March 7, 2023

Is a Corrected IRS Form 1099-R Needed?

Sometimes, an error on Form 1099-R needs to be corrected by the financial institution. However, usually, the Form 1099-R is correct; it is just that the customer and/or their accountant are unfamiliar with how certain transactions must be reported to the IRS on Form 1099-R. This article will discuss several common situations and whether a corrected Form 1099-R is actually needed.


Reporting Roth IRA Death Distributions

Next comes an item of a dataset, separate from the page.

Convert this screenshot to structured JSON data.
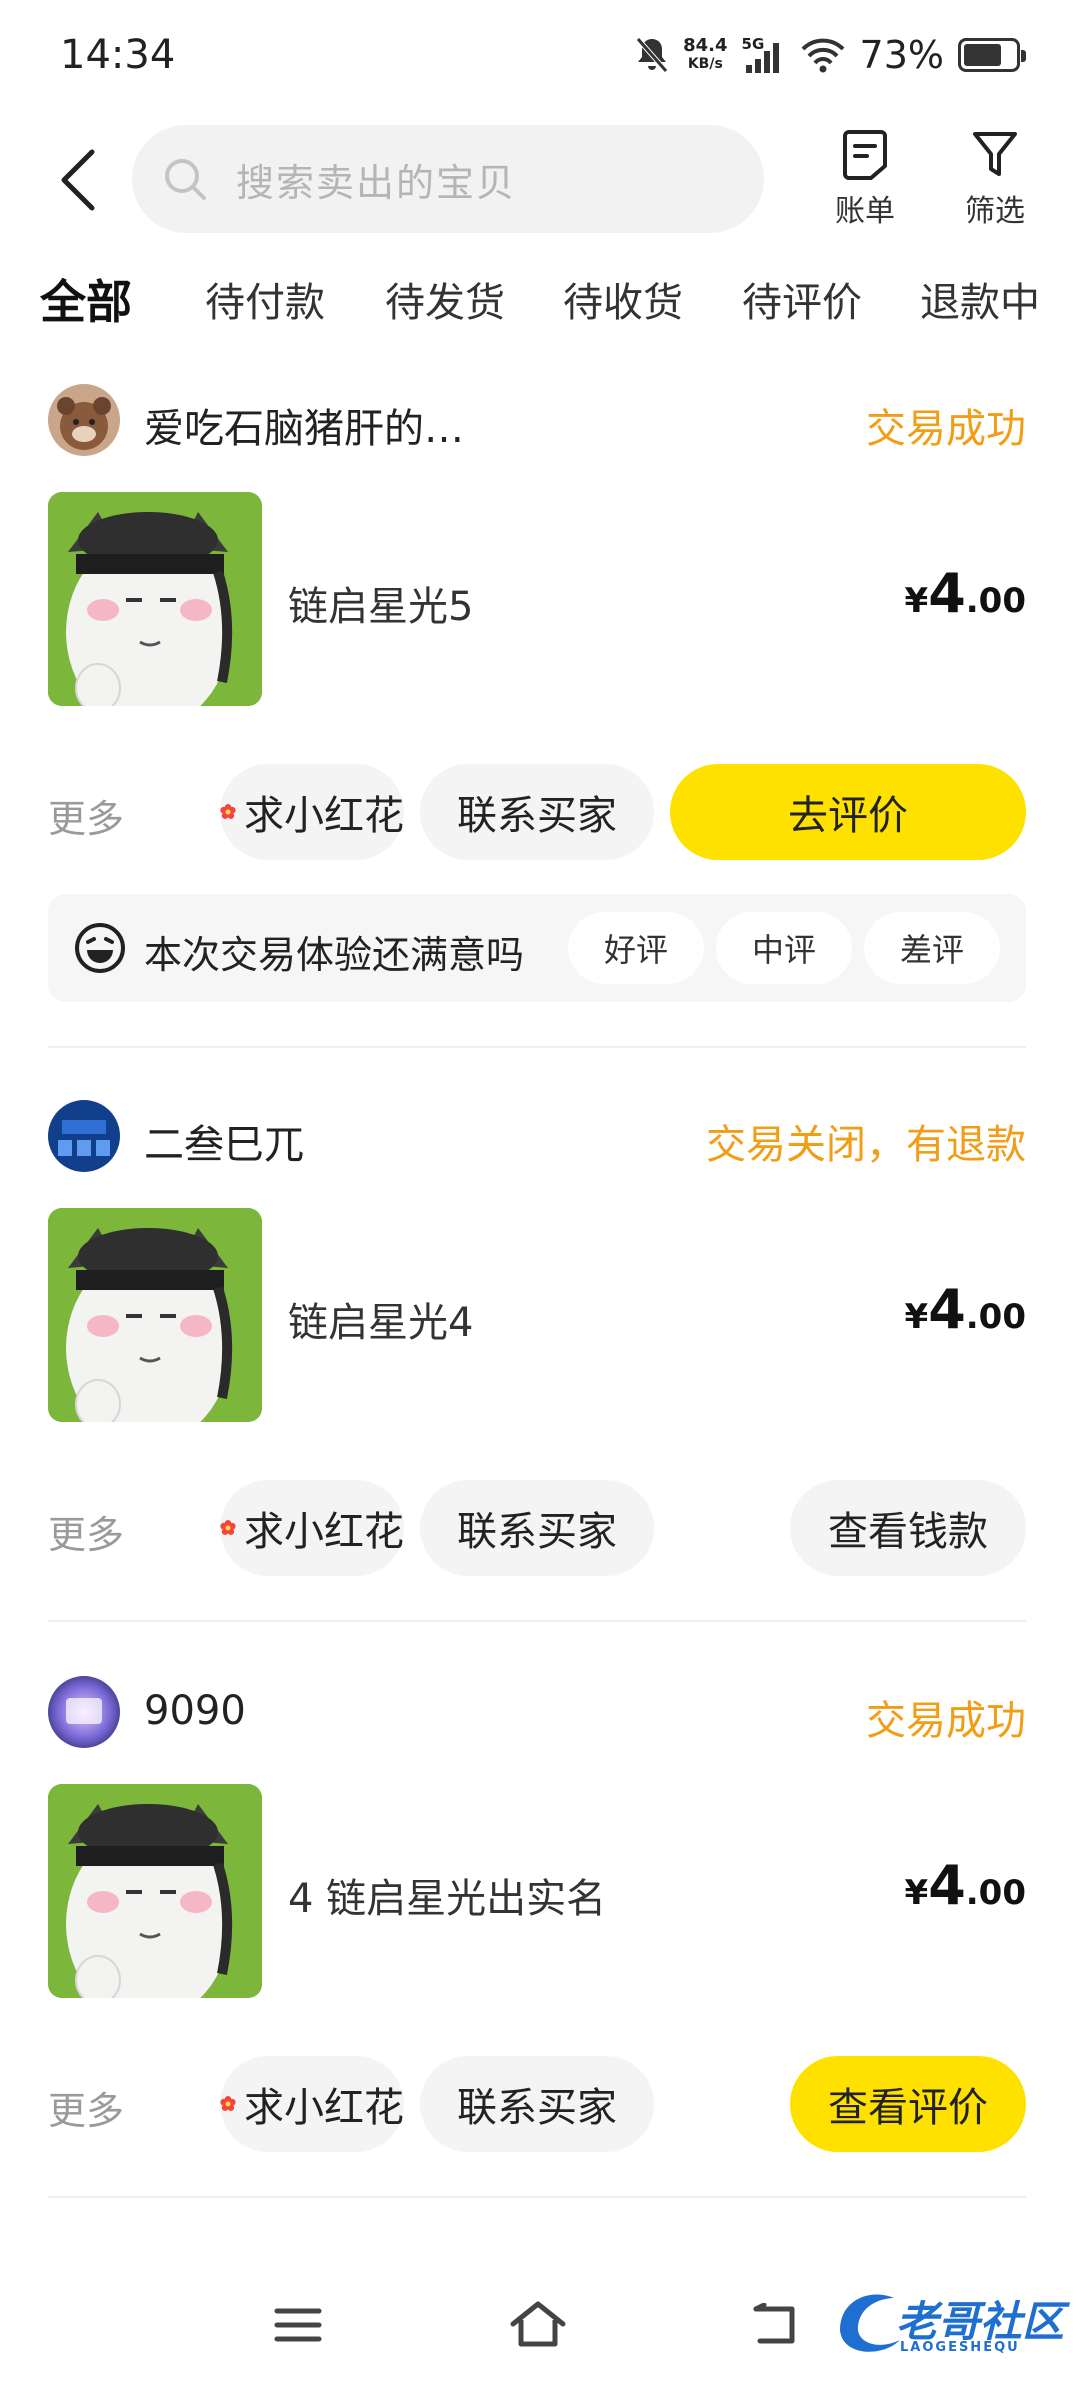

Assume a Roth IRA owner, age 78, who had a Roth IRA with your financial institution for ten years, died in 2021 and left the funds to her nephew, age 45, who transferred the funds into an inherited Roth IRA. In 2022 her nephew took a distribution of $4,000 from his inherited Roth IRA. He received a Form 1099-R showing $4,000 in boxes 1, Gross distributions, and 2a, Taxable amount, and code 4, Death distribution, in box 7, Distribution code. He brought in his Form 1099-R because he believes it needs to be corrected. The nephew is right; his Form 1099-R needs to be corrected. The first issue is that box 2a, Taxable amount, should not have any amount entered in it for this type of distribution from a Roth IRA. The second error is that code 4, Death distribution, which was used in box 7, Distribution code, is incorrect. This is a distribution from the nephew’s inherited Roth IRA and code 4, Death distribution, is only used for a distribution to a beneficiary of a Traditional, SEP, or SIMPLE IRA. Instead, a financial institution should either use code T, Roth distribution exception applies, or code Q, Qualified distribution from a Roth IRA. Code Q is used if the five-year holding period was met (either by the decedent or by the decedent and beneficiary combined) with this financial institution. Code T is used if the five-year holding period is not met with that financial institution. Therefore, a corrected Form 1099-R needs to be completed by leaving box 2a blank, and using code Q in box 7.


Reporting Rollovers


Another common situation that customers feel that financial institutions report IRA distributions incorrectly on Form 1099-R is when the IRA owner rolled over the distributed funds to another IRA within the 60-day rollover period. The customer either feels that a Form 1099-R should never have been generated or that code G, Direct rollover and direct payment, should have been used in box 7, Distribution code. First, making a 60-day rollover contribution of an IRA distribution does not “undo” the Form 1099-R reporting of the distribution. Second, the only time a financial institution would use code G is if a Traditional IRA owner directly rolled over funds (e.g., funds were made payable to the plan sponsor) out of an IRA and into an employer plan (e.g., 401(k) plan).